- Do you manage your own finances now? (Do you maintain a budget, compile a net worth report, file your own taxes, research and make educated investment decisions, etc.?)
- Do you truly care about the outcome of people’s financial lives? ([For example,] Will you take their calls on the weekend?)
- Are you a lifelong learner? (Are you continually reading and researching topics for which you are passionate? Are you passionate about personal finance?)”
Luke Neumann is a wealth planner at Crestwood Advisors. Neumann, based in Boulder, Colorado, has been in the industry nine years. His team’s client assets total $200 million.
“Join a firm that genuinely cares about its clients! You’ll learn more, become a better advisor, and probably have more fun while doing so. Firms that care about their clients will have high growth and high client retention rates — look for this as you evaluate your job opportunities. Perhaps most importantly for young advisors, these firms will care more about the advisors they are putting in front of their clients, meaning more focus on your professional development,” Neumann said.
“Once hired, empathize with your clients! Your clients are great people looking to you as their trusted advisor. You have to earn that trust through hard work, honesty, and subject matter expertise. You don’t have to know everything — but you do have to be prepared to work through every problem they bring to you and resource the client effectively.
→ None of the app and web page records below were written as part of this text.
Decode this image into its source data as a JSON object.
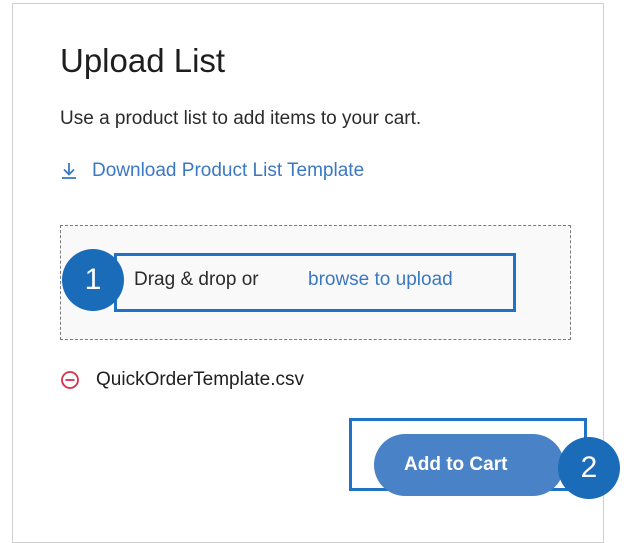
{
  "upload": {
    "title": "Upload List",
    "subtitle": "Use a product list to add items to your cart.",
    "download_link": "Download Product List Template",
    "dropzone": {
      "prefix": "Drag & drop or",
      "browse_link": "browse to upload"
    },
    "file": {
      "name": "QuickOrderTemplate.csv"
    },
    "add_to_cart": "Add to Cart"
  },
  "annotations": {
    "step1": "1",
    "step2": "2"
  },
  "icons": {
    "download": "download-icon",
    "remove": "remove-circle-icon"
  },
  "colors": {
    "link": "#3b78c2",
    "remove": "#d8304a",
    "button": "#4a82c8",
    "annotation": "#1a6bb8"
  }
}
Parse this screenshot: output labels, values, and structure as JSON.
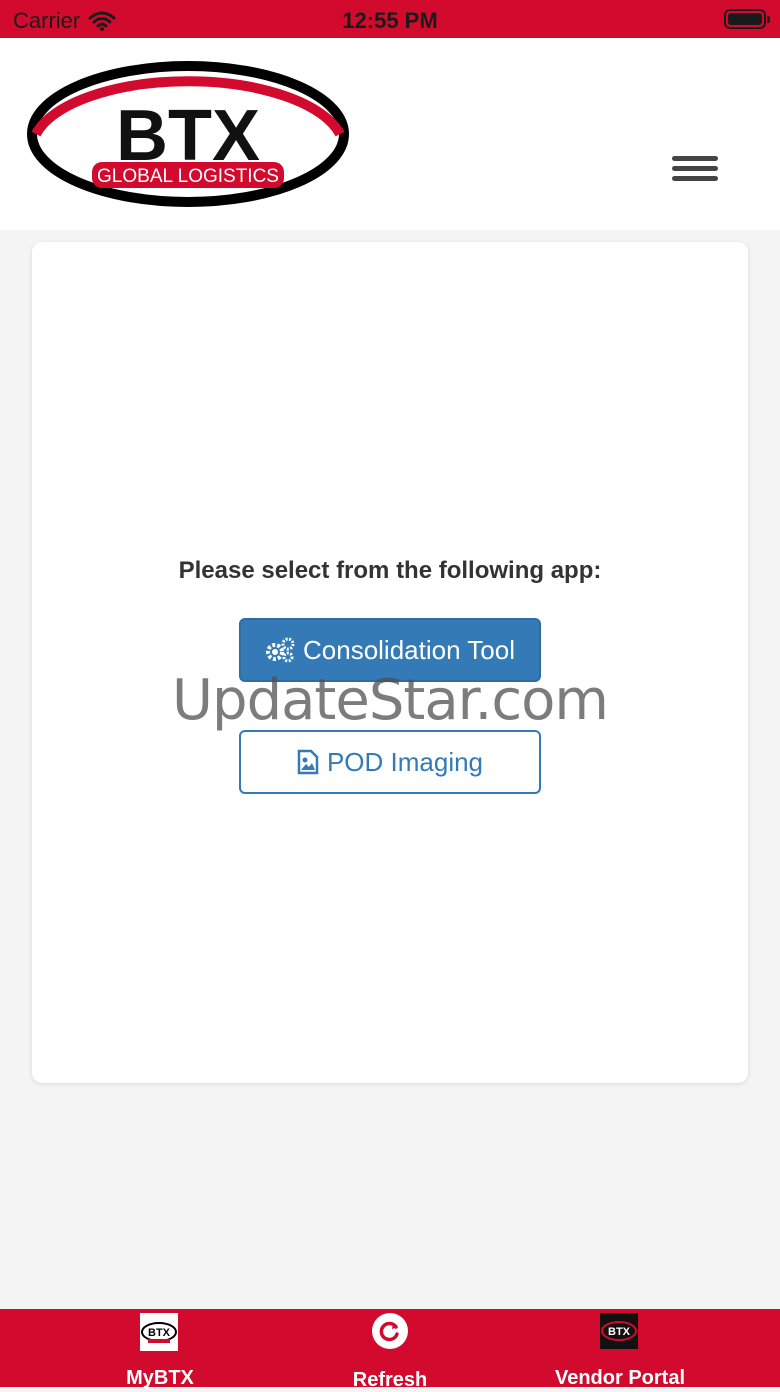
{
  "status_bar": {
    "carrier": "Carrier",
    "time": "12:55 PM"
  },
  "header": {
    "logo_text": "BTX",
    "logo_subtext": "GLOBAL LOGISTICS",
    "menu_icon": "hamburger-menu-icon"
  },
  "main": {
    "prompt": "Please select from the following app:",
    "buttons": [
      {
        "label": "Consolidation Tool",
        "icon": "gears-icon"
      },
      {
        "label": "POD Imaging",
        "icon": "image-file-icon"
      }
    ]
  },
  "watermark": "UpdateStar.com",
  "tabbar": {
    "items": [
      {
        "label": "MyBTX",
        "icon": "btx-logo-icon"
      },
      {
        "label": "Refresh",
        "icon": "refresh-icon"
      },
      {
        "label": "Vendor Portal",
        "icon": "btx-dark-logo-icon"
      }
    ]
  },
  "colors": {
    "brand_red": "#d20a2e",
    "primary_blue": "#337ab7"
  }
}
Being an empathetic advisor is not always a straightforward job — but it is rewarding and can give back more than you put in,” he added.